How Complexity Leads to Simplicity

This post originally appeared November 22, 2010 on

If you’re unfamiliar with TedTalks, I highly recommend checking them out as there is a lot of great material there. This recent mini-chat with Eric Berlow is no exception. This talk illustrates very well a principle that I try to follow in my life as a business analyst.

An example of how this plays out in the life of a business analyst…

There is a project that we’re starting at work which has been on the table for a couple of years now. Everyone believed that the project would be worth our time doing, but there wasn’t a good business case that could be made for it as there would be no measurable increase in income and only a minor decrease in cost. There were numerous intangible benefits for doing the project, but few quantifiable benefits.

One of the development managers who was recently brought into the discussions, but who had not been included on the discussions of the last two years, started making statements to the developers about their vision for the solution. That’s fine, except that their view of the solution 1) required a large number of intermediate tables to be created and then maintained for the solution to work and 2) displayed that data in a way with which would be unfamiliar to the users of the new application.

Its not that the development manager’s solution was bad, it was just needlessly complex. Once the developers and I had a chance to talk and I explained the actual prototype I had reviewed with the sponsors, you could see the light go on in their mind as to how what I was explaining was considerably less complicated, if no less complex.

What was the difference between the solution I presented and the one presented by the development manager? Mine eliminated complexity while maintaining ease of use for the user by mimicking a screen they were intimately familiar with. Yes, the other solution could potentially, but not guaranteed, make for a relatively fewer number of mouse clicks but only at the cost of considerably more complex code and a larger price to maintain the application in the long run. In return for this minor potential gain in low cost user efficiency, it substituted a guaranteed higher cost to develop and administrate.
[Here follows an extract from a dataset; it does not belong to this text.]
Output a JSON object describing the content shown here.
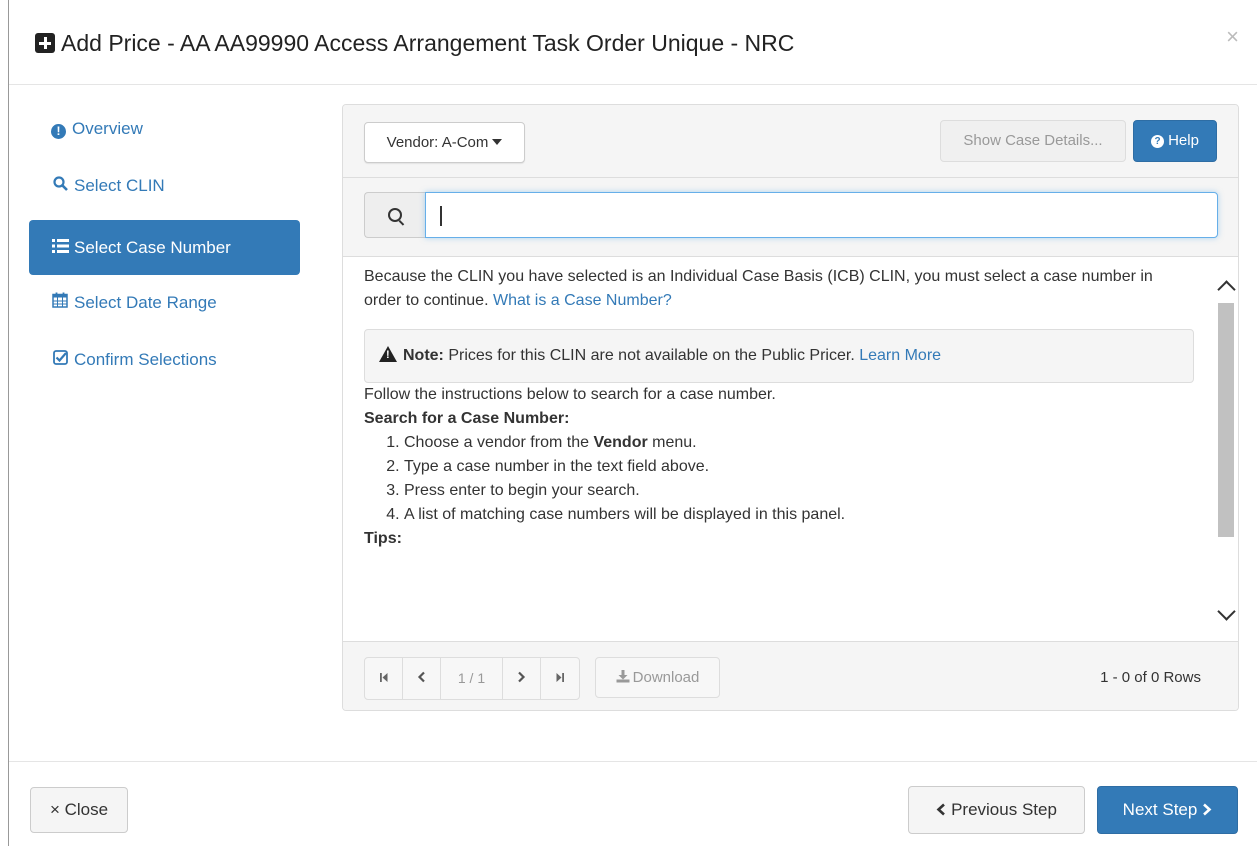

So what about you? How have you worked to eliminate needlessly complicated processes and systems in your organization?